On LinkedIn: Offer a lead magnet
B2B buyers conduct a great deal of research online before they commit to using a company’s products or services. Bearing this in mind, a great way of engaging these buyers is to create a lead magnet that you can offer as a download.
If you’re not familiar with this term, a lead magnet basically refers to an asset (whitepaper, eBook, checklist, cheatsheet, case study, etc) that a company offers to an individual in exchange for their email address.
Where does LinkedIn come in? You can market your lead magnet on LinkedIn, then direct LinkedIn users to a landing page to input their email addresses in exchange for your lead magnet. Once you obtain their email addresses, go ahead and drip the consumers through an automated email campaign, and nurture them till they’re ready to make a purchase.
On YouTube: Upload a FAQ video
We’ve previously talked about how it’s more challenging to create content for YouTube (as opposed to other social media channels). If you really want to do this, though, don’t be over-ambitious, and jump straight into producing a behind-the-scenes tour of your office, or a complex product demo. These have too many moving parts to handle!
Instead, we recommend starting with a simple FAQ video. Just set up your camera or phone, get someone to look in the camera and talk about the FAQs that you get, and do some light editing. Once you get more familiar with recording and processing videos, then embark on more ambitious projects.
On Pinterest: Optimize your images for Pinterest
How Pinterest marketing works is simple. You build up your followers, create content to Pin, and when your followers Re-pin your material, you generate exposure for your brand.
But here’s the thing: the goal isn’t just to create highly shareable images that will get a ton of Re-pins. You’ll also want to make sure you display your brand prominently on your content, so that anyone and everyone who comes across subsequent Re-pins can trace the content back to you.
Of course, there are other things to consider when optimizing your images for Pinterest, including using eye-catching graphics, filling in your alt text, and more. Here’s a guide that will help you out.
BONUS: Install social sharing toolbars on your website
Before we wrap up, here’s one final tip that will help you maximize the value you get out of social media…
Install toolbars on your website, so that it’s easy for your visitors to share your pages and articles on their social media channels!
There are plenty of tools (such as AddThis) that you can use, and these are pretty simple to set up. Like Facebook chat bots, you don’t need any technical expertise or coding skills to get your toolbar up and running!
A Final Word On Promoting Your Website Via Social Media Marketing

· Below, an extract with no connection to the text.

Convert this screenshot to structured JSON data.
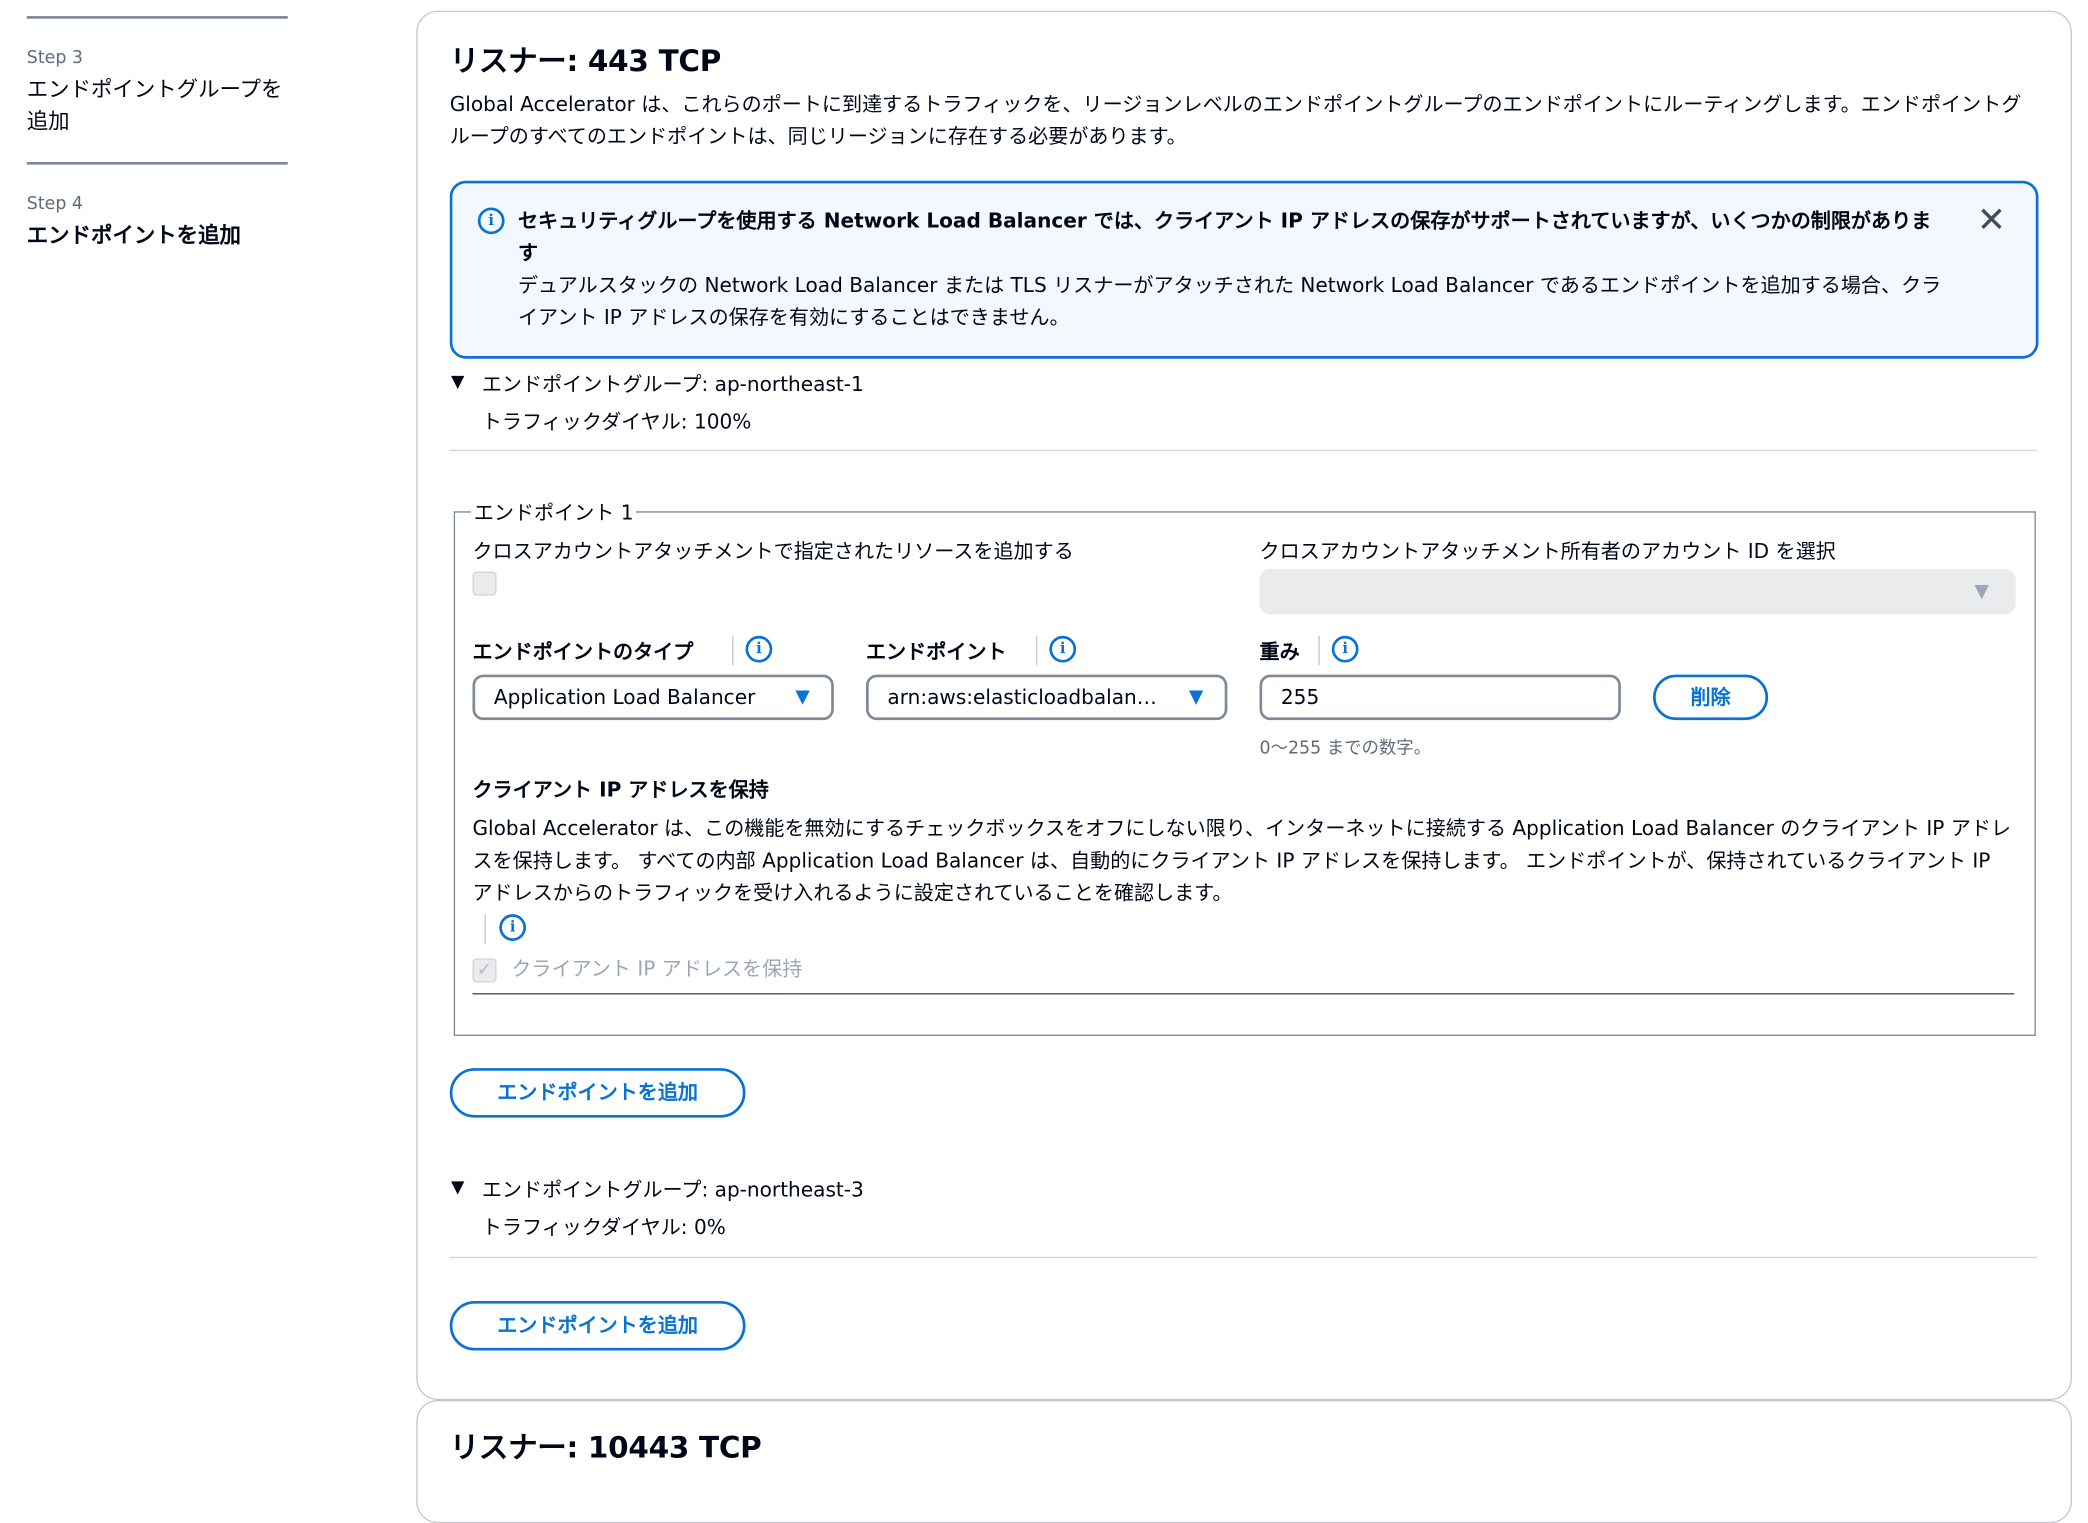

Now that consumers are increasingly turning to social media to discover new brands and research products, social media marketing is no longer a nice-to-have. Instead, it’s a must-have. So identify the social media channels which are the most important to your brand, and start working on your social media strategy today!